When Heart released their debut album, Dreamboat Annie in 1976, it was an incendiary rush that was unlike anything we had heard in hard rock before. Ann Wilson’s intense, howling vocals on tracks like “Crazy On You” and “Magic Man” had an immediate impact on the first listen. Of course, the album came out 14 years before I was born, but I still have a distinct memory of hearing “Crazy On You” for the first time at age 13 and thinking: “what is this?!” I could only imagine that feeling was more intense when they were first introduced to the world. To be sure, there had plenty of successful women in rock before, but few had shredded and howled quite like the Wilson sisters. When they released their sophomore effort, Little Queen, which contained the immortal “Barracuda” — probably the best song in their repertoire — their reputation as one of hard rock’s most undeniably badass acts had been firmly sealed.

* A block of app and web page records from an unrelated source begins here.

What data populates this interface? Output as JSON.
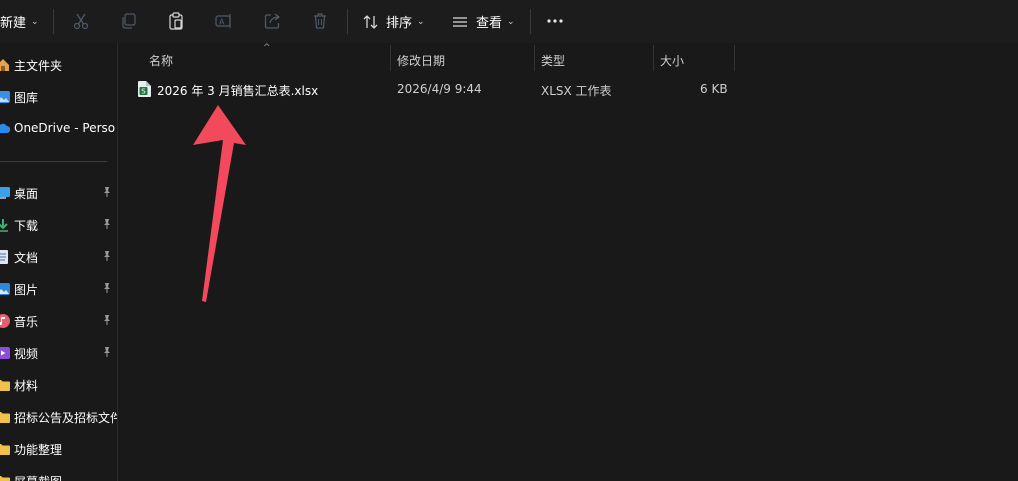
{
  "toolbar": {
    "new_label": "新建",
    "sort_label": "排序",
    "view_label": "查看",
    "icons": [
      "scissors-icon",
      "copy-icon",
      "paste-icon",
      "rename-icon",
      "share-icon",
      "delete-icon",
      "sort-icon",
      "view-icon",
      "more-icon"
    ]
  },
  "sidebar": {
    "items": [
      {
        "label": "主文件夹",
        "icon": "home-icon"
      },
      {
        "label": "图库",
        "icon": "gallery-icon"
      },
      {
        "label": "OneDrive - Perso",
        "icon": "cloud-icon"
      },
      {
        "label": "桌面",
        "icon": "desktop-icon",
        "pinned": true
      },
      {
        "label": "下载",
        "icon": "download-icon",
        "pinned": true
      },
      {
        "label": "文档",
        "icon": "document-icon",
        "pinned": true
      },
      {
        "label": "图片",
        "icon": "pictures-icon",
        "pinned": true
      },
      {
        "label": "音乐",
        "icon": "music-icon",
        "pinned": true
      },
      {
        "label": "视频",
        "icon": "video-icon",
        "pinned": true
      },
      {
        "label": "材料",
        "icon": "folder-icon"
      },
      {
        "label": "招标公告及招标文件",
        "icon": "folder-icon"
      },
      {
        "label": "功能整理",
        "icon": "folder-icon"
      },
      {
        "label": "屏幕截图",
        "icon": "folder-icon"
      }
    ]
  },
  "columns": {
    "name": "名称",
    "modified": "修改日期",
    "type": "类型",
    "size": "大小"
  },
  "files": [
    {
      "name": "2026 年 3 月销售汇总表.xlsx",
      "modified": "2026/4/9 9:44",
      "type": "XLSX 工作表",
      "size": "6 KB",
      "icon": "spreadsheet-icon"
    }
  ],
  "colors": {
    "background": "#191919",
    "toolbar": "#1c1c1c",
    "annotation_arrow": "#f2495c",
    "excel_green": "#1d7a45"
  }
}
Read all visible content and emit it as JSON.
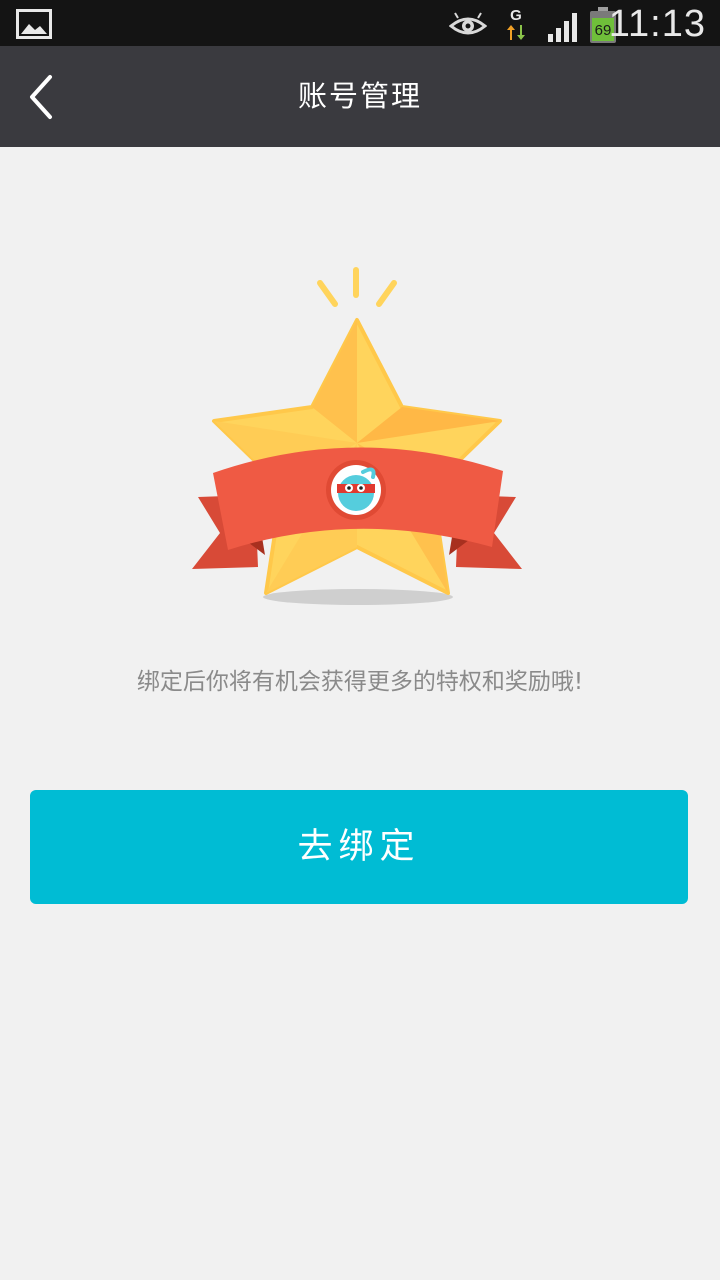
{
  "status_bar": {
    "time": "11:13",
    "network_type": "G",
    "battery_level": "69",
    "icons": [
      "image-notification-icon",
      "eye-icon",
      "network-g-icon",
      "signal-icon",
      "battery-icon"
    ]
  },
  "header": {
    "title": "账号管理",
    "back_icon": "back-arrow-icon"
  },
  "main": {
    "illustration": "star-badge-ribbon-illustration",
    "hint": "绑定后你将有机会获得更多的特权和奖励哦!",
    "bind_button_label": "去绑定"
  },
  "colors": {
    "status_bar_bg": "#141414",
    "header_bg": "#3a3a3f",
    "page_bg": "#f1f1f1",
    "accent": "#00bcd4",
    "star": "#ffd45c",
    "ribbon": "#ef5a44"
  }
}
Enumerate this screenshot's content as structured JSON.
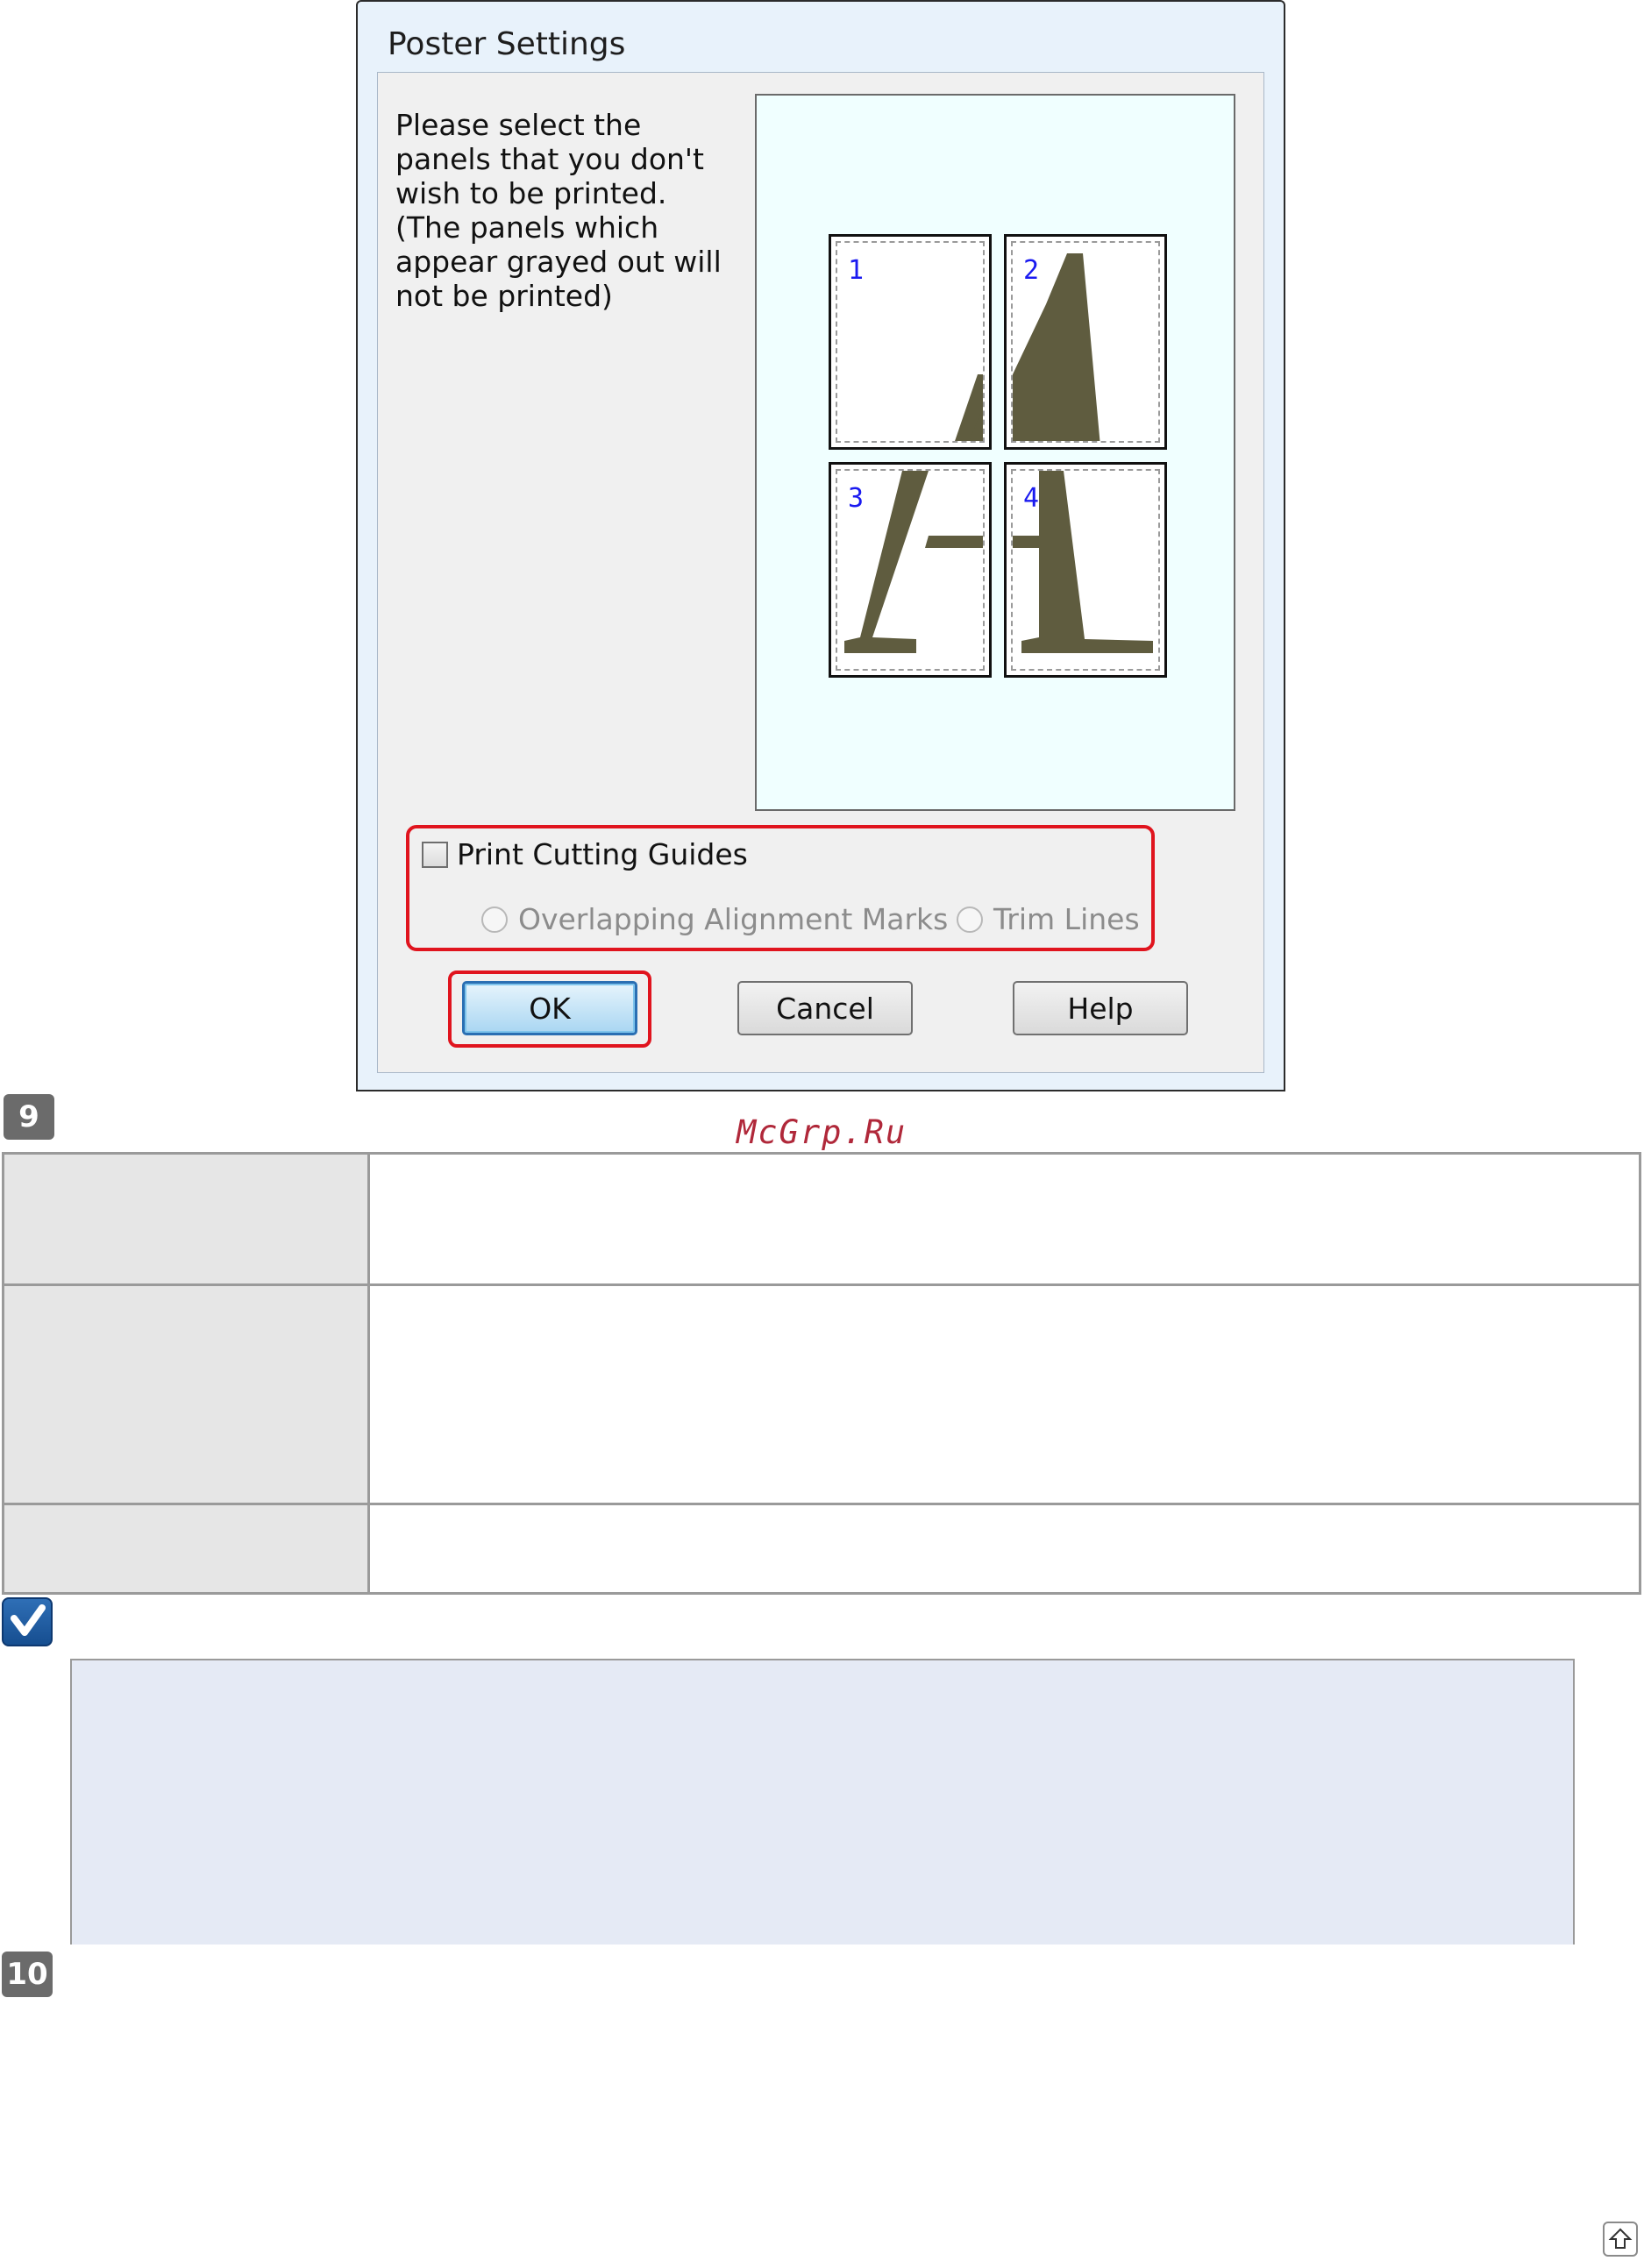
{
  "dialog": {
    "title": "Poster Settings",
    "instructions": "Please select the panels that you don't wish to be printed. (The panels which appear grayed out will not be printed)",
    "panels": [
      {
        "number": "1"
      },
      {
        "number": "2"
      },
      {
        "number": "3"
      },
      {
        "number": "4"
      }
    ],
    "print_cutting_guides": {
      "label": "Print Cutting Guides",
      "checked": false
    },
    "radio_options": [
      {
        "label": "Overlapping Alignment Marks",
        "enabled": false
      },
      {
        "label": "Trim Lines",
        "enabled": false
      }
    ],
    "buttons": {
      "ok": "OK",
      "cancel": "Cancel",
      "help": "Help"
    }
  },
  "page": {
    "step_9": "9",
    "watermark": "McGrp.Ru",
    "step_10": "10",
    "icons": {
      "note": "note-check-icon",
      "back_to_top": "back-to-top-icon"
    },
    "colors": {
      "highlight_frame": "#e0141e",
      "preview_background": "#f0ffff",
      "letter_fill": "#5f5c3f",
      "note_background": "#e5eaf5"
    }
  }
}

Unfortunately, it didn’t last. As the band went into the early 80s, their popularity had dwindled. Albums like Private Audition and Passionworks had failed to capture the attention of the public the way their earlier work had. In order to remain part of the top 40 crowd, Heart made a conscious decision to keep with the times and adopt a more commercial sound. The result was their self-titled 1985 album, which became one of their biggest successes. It sold five million copies, and had massive hits like “These Dreams,” “Never” and “What About Love.” But while the album’s mainstream success was undeniable, the group had also lost all of the edge that had made them so great. Professional hitmakers were brought in, and the result was a bunch of radio-ready ballads that dominated the airwaves, but lacked the spirit of their brilliant early works.
This would continue to be the case for their follow up album, Bad Animals. Now, in the interest of “credit where credit is due,” that album should get some credit for the massive hit “Alone,” which was easily the best song of their 80s schmaltz period. Sure, it was a concoction made in a lab by Tom Kelly and Billy Steinberg, the same duo that wrote “Like A Virgin” for Madonna, but a good song is a good song, and while it was still no “Crazy on You,” it was at least a little closer to Heart’s heyday than “These Dreams.” The follow-up, 1990’s Brigade was a lot like its predecessors; it had a massive hit with “All I Wanna Do Is Make Love To You,” and a bunch of songs written by outside songwriters.
Thankfully, the trend ended there, and on subsequent releases, the Wilson sisters would go back to largely writing their own material. Still, it would take some time for the public to notice. 1993’s Desire Walks On had some interesting moments, like a cover of Bob Dylan’s “Ring Them Bells,” but it only made to No. 48 on the Billboard 200. Other than a Christmas album in 2001, this was Heart’s only studio work until 2004’s Jupiters Darling. This album is intriguing in retrospect because it had brought back a folk element to their sound that was often seen in their early years, but had been absent in their 80s commercial years. The album only made it No. 94, and it is one of the lowest-selling album of their career, but it’s certainly an intriguing album in retrospect, and it might rank as the most underrated album they’ve ever made.
Jupiters Darling was the album that finally gave Heart their groove back, but it was the follow-up, 2010’s Red Velvet Car that re-entered them into the public conscious. That album reached the top 10 and was praised by critics who rejoiced as the sound had finally re-discovered the hard rock sound that defined their best work. Tracks like “W.T.F.” were as blisteringly heavy as anything the band had done in years, while the sultry title track brought back the vibes of “Magic Man.” It was a perfect comeback record, and it was solidified with 2012’s equally strong Fanatic. These two albums served notice that Heart were back and at the top of their game yet again.
Four years later, the band is back with their new album, Beautiful Broken, and the band’s winning streak appears to have been extended. The first single released was the title track, which featured a killer guest spot from Metallica’s James Hetfield. The band is as sure-footed as ever, and their late-period efforts continue to be incredibly rewarding. For those who were disappointed by the commercially-successful-but-ultimately-empty late 80s work, these last few albums have been quite a joy. Heart is as strong as ever, and if their new album is any indication, there’s no reason why they can’t put out great records for years to come.